Part of folk music’s allure is its simplicity that actually takes a lot of skill to master. If you’re stuck in a creative rut, perhaps trying to play folk music is the experiment you need to get your creative juices flowing again. For those interested in getting started with folk music, below is a primer on how to approach it both in terms of equipment and technique.
Folk music is all about acoustic sounds, so the right instrument will be able to carry crisp sounds as is. The musical instruments featured on Adorama includes an extensive range of acoustic guitars which are your best bet in this regard, as they’ve been pre-selected by the music team to include quality brands like Fender and Washburn. It goes without saying that paying high costs for a good guitar upfront will save you money in the long run. Folk guitars are steel-stringed (to powerfully carry sound while still remaining acoustic) and thus take a lot of practice to master, which is also where having a good-quality pick comes in.
You can also extend beyond just the guitar and try out a range of instruments. The Columbus Washboard Company is the only manufacturer of washboards in the country, and despite its relatively low profile this instrument is still has a level of cult popularity amongst its supporters. A washboard is an extremely versatile instrument, and can be played by strumming or tapping the instrument with anything from spoons to bottle caps.
Banjos, harmonicas, and fiddles are also well-known folk instruments — indeed, they’re so closely intertwined with the genre that their sounds are synonymous with folk music.

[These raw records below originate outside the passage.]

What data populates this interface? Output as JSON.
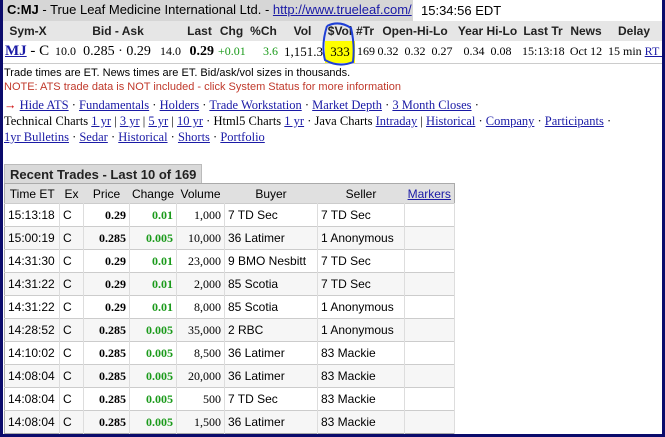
{
  "title": {
    "symbol": "C:MJ",
    "company": " - True Leaf Medicine International Ltd. - ",
    "url": "http://www.trueleaf.com/",
    "time": "15:34:56 EDT"
  },
  "quote": {
    "headers": [
      "Sym-X",
      "Bid - Ask",
      "Last",
      "Chg",
      "%Ch",
      "Vol",
      "$Vol",
      "#Tr",
      "Open-Hi-Lo",
      "Year Hi-Lo",
      "Last Tr",
      "News",
      "Delay"
    ],
    "sym": "MJ",
    "exch": " - C",
    "bid_size": "10.0",
    "bid": "0.285",
    "ask": "0.29",
    "ask_size": "14.0",
    "last": "0.29",
    "chg": "+0.01",
    "pct": "3.6",
    "vol": "1,151.3",
    "dvol": "333",
    "trades": "169",
    "open": "0.32",
    "high": "0.32",
    "low": "0.27",
    "year_hi": "0.34",
    "year_lo": "0.08",
    "last_tr": "15:13:18",
    "news": "Oct 12",
    "delay": "15 min",
    "rt": "RT 2"
  },
  "notes": {
    "line1": "Trade times are ET. News times are ET. Bid/ask/vol sizes in thousands.",
    "line2": "NOTE: ATS trade data is NOT included - click System Status for more information"
  },
  "links": {
    "row1": [
      "Hide ATS",
      "Fundamentals",
      "Holders",
      "Trade Workstation",
      "Market Depth",
      "3 Month Closes"
    ],
    "tech_label": "Technical Charts",
    "tech": [
      "1 yr",
      "3 yr",
      "5 yr",
      "10 yr"
    ],
    "html5_label": "Html5 Charts",
    "html5": [
      "1 yr"
    ],
    "java_label": "Java Charts",
    "java": [
      "Intraday",
      "Historical"
    ],
    "row2_more": [
      "Company",
      "Participants"
    ],
    "row3": [
      "1yr Bulletins",
      "Sedar",
      "Historical",
      "Shorts",
      "Portfolio"
    ]
  },
  "recent": {
    "tab": "Recent Trades - Last 10 of 169",
    "headers": [
      "Time ET",
      "Ex",
      "Price",
      "Change",
      "Volume",
      "Buyer",
      "Seller",
      "Markers"
    ],
    "rows": [
      [
        "15:13:18",
        "C",
        "0.29",
        "0.01",
        "1,000",
        "7 TD Sec",
        "7 TD Sec"
      ],
      [
        "15:00:19",
        "C",
        "0.285",
        "0.005",
        "10,000",
        "36 Latimer",
        "1 Anonymous"
      ],
      [
        "14:31:30",
        "C",
        "0.29",
        "0.01",
        "23,000",
        "9 BMO Nesbitt",
        "7 TD Sec"
      ],
      [
        "14:31:22",
        "C",
        "0.29",
        "0.01",
        "2,000",
        "85 Scotia",
        "7 TD Sec"
      ],
      [
        "14:31:22",
        "C",
        "0.29",
        "0.01",
        "8,000",
        "85 Scotia",
        "1 Anonymous"
      ],
      [
        "14:28:52",
        "C",
        "0.285",
        "0.005",
        "35,000",
        "2 RBC",
        "1 Anonymous"
      ],
      [
        "14:10:02",
        "C",
        "0.285",
        "0.005",
        "8,500",
        "36 Latimer",
        "83 Mackie"
      ],
      [
        "14:08:04",
        "C",
        "0.285",
        "0.005",
        "20,000",
        "36 Latimer",
        "83 Mackie"
      ],
      [
        "14:08:04",
        "C",
        "0.285",
        "0.005",
        "500",
        "7 TD Sec",
        "83 Mackie"
      ],
      [
        "14:08:04",
        "C",
        "0.285",
        "0.005",
        "1,500",
        "36 Latimer",
        "83 Mackie"
      ]
    ]
  },
  "colors": {
    "frame": "#0b0b6b",
    "highlight": "#ffff00",
    "annotation": "#1f3fd6",
    "up": "#1a9a1a",
    "note": "#c0392b"
  }
}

While you might already have the necessary recording equipment at home, it’s the range of instruments that make folk music a worthwhile venture for any musician who wants to experiment with something new.
Because folk music relies on just a handful of instruments, the magic comes in how you play the instrument. For instance, people who play the fiddle tend to play it more aggressively than they would a violin to create an engaging rhythm. Similarly, guitar players rely on a bunch of different strumming techniques, from finger picking to playing open chords that allow them to carry a tune without the presence of a huge percussion band behind them. It’s also worth noting that some folk guitarists will often incorporate various strumming styles into one song alone.
This natural and balanced sound should also be carried into the final product, which means that mastering a folk track will be approached differently. To obtain this sound while mastering, you’ll need to rely on larger bandwidths for the EQ setting and use harmonic generation for your distortion. These two settings will amplify the sound coming from the instrument while also making it fuller, which is precisely what you want when it comes to folk music.
A quick glance at our News section proves that musicians from all across the board are making the most of these uncertain times by honing their sound and releasing new music. Budding musicians would do well to follow suit, and trying out new genres without the pressure of releasing anything can be a great experiment. If you’ve never dabbled in folk music before, consider this your sign to do so.